→ **Assignment**
Every line of the data that contains the string "PENDING" must be copied.

Dataset excerpts
########################################

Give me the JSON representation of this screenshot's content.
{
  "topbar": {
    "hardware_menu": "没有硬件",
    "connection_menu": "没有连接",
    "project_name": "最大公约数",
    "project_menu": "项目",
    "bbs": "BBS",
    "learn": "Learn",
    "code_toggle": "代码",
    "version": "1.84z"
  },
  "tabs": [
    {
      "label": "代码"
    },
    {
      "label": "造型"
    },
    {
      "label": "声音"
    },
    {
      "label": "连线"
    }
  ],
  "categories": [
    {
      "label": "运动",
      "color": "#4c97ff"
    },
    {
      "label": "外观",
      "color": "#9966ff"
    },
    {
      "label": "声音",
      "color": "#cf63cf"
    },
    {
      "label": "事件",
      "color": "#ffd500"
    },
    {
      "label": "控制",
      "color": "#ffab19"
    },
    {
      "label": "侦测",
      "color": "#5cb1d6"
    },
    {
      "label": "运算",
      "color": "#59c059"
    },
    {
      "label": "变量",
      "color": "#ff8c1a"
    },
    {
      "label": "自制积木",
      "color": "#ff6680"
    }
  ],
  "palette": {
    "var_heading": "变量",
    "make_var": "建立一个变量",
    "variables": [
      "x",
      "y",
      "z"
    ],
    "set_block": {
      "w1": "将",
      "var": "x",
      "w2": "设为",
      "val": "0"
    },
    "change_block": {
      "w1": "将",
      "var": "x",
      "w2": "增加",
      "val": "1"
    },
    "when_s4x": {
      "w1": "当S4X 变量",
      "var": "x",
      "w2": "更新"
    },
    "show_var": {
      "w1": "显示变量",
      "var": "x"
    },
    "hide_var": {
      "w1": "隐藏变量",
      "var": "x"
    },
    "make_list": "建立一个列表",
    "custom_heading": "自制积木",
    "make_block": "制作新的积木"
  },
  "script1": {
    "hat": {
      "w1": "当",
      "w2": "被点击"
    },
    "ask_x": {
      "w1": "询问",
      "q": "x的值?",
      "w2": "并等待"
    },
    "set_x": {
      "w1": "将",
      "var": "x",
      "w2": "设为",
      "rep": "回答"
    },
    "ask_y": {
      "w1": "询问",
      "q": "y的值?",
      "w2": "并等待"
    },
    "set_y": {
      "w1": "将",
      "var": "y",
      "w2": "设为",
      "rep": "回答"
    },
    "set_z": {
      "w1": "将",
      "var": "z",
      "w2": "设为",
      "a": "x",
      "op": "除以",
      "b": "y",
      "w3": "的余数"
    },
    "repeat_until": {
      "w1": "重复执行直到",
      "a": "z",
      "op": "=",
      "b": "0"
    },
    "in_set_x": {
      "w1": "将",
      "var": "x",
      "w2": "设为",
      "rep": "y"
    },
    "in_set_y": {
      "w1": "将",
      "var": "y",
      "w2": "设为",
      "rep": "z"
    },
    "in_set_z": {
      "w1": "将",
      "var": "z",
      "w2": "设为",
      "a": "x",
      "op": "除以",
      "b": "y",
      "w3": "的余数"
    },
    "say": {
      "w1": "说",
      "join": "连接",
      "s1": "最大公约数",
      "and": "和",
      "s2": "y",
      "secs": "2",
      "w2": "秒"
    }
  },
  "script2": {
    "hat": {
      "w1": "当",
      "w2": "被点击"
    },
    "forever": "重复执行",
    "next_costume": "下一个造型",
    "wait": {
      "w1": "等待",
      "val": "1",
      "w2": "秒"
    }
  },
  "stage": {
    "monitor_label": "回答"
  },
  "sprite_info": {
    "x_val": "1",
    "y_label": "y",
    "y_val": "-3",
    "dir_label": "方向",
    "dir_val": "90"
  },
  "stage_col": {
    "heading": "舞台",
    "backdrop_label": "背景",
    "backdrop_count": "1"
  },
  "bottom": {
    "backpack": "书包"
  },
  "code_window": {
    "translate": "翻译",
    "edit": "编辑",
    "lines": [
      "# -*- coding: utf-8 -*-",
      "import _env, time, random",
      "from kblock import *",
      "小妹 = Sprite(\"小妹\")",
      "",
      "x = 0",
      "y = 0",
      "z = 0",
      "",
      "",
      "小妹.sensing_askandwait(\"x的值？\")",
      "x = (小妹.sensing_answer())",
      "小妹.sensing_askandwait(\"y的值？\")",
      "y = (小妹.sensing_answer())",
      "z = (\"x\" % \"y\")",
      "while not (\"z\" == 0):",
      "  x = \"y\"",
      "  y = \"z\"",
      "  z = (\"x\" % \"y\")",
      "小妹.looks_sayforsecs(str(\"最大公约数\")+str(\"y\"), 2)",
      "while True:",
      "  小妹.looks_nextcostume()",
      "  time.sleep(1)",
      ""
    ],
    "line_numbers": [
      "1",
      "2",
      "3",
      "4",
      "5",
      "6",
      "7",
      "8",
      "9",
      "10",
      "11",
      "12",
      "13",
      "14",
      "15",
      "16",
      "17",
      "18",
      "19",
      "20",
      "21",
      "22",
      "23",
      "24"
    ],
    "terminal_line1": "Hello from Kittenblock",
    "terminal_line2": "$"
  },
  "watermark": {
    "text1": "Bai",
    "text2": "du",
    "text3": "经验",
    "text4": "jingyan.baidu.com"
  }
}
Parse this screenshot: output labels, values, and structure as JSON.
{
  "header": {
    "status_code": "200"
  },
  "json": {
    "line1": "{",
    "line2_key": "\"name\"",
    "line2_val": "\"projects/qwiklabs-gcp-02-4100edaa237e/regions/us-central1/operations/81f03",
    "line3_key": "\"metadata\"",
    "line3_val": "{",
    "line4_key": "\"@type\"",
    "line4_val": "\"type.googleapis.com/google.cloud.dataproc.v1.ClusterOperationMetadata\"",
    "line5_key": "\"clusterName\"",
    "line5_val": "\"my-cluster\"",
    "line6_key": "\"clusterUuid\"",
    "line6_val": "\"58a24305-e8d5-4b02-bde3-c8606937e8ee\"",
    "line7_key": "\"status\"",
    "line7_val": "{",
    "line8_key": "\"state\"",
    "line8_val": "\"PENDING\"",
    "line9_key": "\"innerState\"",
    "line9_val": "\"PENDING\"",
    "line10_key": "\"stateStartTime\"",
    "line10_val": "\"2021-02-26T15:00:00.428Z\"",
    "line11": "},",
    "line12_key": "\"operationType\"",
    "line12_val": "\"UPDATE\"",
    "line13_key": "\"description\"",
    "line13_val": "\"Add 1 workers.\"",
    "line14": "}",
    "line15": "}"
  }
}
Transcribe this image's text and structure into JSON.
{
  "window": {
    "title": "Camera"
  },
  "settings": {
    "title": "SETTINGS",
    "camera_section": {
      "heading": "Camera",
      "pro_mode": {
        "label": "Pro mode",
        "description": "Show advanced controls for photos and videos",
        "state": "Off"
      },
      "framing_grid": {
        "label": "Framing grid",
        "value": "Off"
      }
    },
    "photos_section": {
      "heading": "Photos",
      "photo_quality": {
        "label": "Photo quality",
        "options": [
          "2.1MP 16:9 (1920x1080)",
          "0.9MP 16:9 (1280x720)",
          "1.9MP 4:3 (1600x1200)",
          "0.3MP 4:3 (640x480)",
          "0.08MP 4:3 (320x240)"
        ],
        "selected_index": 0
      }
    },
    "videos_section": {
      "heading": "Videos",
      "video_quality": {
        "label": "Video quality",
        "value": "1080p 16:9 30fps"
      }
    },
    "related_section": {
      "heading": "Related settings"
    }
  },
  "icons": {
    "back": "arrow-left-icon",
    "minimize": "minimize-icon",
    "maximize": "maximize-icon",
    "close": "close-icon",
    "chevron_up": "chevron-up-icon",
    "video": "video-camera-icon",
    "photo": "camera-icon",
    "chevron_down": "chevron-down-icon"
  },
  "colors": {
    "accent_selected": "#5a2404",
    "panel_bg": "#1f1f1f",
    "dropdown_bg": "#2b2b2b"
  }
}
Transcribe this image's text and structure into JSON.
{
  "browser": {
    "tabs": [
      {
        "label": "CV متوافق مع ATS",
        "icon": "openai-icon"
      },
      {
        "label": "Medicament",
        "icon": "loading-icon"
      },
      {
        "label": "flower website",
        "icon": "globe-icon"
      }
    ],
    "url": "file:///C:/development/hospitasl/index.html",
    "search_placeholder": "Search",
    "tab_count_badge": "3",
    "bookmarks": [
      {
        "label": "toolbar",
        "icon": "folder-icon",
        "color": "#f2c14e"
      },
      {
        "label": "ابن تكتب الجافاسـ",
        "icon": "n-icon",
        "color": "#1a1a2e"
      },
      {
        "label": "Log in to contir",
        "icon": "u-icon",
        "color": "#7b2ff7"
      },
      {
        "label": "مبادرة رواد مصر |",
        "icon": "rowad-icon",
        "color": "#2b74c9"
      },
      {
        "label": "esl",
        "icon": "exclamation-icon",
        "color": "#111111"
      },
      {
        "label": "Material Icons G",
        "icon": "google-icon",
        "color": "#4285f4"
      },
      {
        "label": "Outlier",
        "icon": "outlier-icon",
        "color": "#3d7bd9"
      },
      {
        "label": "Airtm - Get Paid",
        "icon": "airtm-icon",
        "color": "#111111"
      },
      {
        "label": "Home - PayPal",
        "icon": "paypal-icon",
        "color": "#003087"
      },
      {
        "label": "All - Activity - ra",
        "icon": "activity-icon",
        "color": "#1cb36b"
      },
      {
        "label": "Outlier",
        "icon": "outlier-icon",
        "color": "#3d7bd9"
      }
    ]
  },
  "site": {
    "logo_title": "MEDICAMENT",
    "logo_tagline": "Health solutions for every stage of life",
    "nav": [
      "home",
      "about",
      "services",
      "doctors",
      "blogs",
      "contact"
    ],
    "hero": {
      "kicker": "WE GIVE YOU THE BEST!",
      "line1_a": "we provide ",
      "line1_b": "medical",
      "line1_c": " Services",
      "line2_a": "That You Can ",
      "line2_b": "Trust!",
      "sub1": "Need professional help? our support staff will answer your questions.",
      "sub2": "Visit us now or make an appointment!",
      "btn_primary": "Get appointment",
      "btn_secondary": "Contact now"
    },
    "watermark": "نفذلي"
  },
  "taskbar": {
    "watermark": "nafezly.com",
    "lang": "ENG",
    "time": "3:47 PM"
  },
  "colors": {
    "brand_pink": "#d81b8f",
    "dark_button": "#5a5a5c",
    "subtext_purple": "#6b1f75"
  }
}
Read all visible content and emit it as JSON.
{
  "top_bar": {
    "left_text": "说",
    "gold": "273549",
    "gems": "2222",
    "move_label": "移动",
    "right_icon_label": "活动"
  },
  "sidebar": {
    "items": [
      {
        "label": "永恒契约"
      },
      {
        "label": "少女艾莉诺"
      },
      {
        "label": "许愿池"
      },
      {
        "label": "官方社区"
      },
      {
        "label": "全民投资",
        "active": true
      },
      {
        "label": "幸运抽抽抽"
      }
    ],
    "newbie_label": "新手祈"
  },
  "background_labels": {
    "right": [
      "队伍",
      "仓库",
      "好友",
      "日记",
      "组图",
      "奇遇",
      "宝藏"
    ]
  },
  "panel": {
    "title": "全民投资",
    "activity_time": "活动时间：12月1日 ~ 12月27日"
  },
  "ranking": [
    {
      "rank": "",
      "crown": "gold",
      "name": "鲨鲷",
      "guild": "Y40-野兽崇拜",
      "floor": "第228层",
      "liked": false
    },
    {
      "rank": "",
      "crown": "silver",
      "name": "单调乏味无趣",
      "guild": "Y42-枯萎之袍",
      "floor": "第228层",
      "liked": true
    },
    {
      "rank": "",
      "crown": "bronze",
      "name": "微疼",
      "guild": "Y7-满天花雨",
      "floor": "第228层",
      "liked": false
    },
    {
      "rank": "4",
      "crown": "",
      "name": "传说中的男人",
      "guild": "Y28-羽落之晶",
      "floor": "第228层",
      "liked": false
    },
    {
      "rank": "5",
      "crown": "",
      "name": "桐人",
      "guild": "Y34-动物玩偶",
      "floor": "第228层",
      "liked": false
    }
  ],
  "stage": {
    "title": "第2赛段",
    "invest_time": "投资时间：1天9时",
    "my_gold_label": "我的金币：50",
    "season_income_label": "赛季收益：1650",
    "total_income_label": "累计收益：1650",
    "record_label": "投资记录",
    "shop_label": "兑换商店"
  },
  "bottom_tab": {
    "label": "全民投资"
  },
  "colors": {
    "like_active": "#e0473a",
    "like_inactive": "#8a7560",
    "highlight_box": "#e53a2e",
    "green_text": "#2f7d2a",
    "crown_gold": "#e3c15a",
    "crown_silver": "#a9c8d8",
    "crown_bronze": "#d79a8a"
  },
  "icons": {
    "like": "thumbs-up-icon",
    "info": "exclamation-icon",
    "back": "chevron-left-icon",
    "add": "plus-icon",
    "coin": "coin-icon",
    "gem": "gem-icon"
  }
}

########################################

→ **Answer to the exercise**
    "line8_val": "\"PENDING\"",
    "line9_val": "\"PENDING\"",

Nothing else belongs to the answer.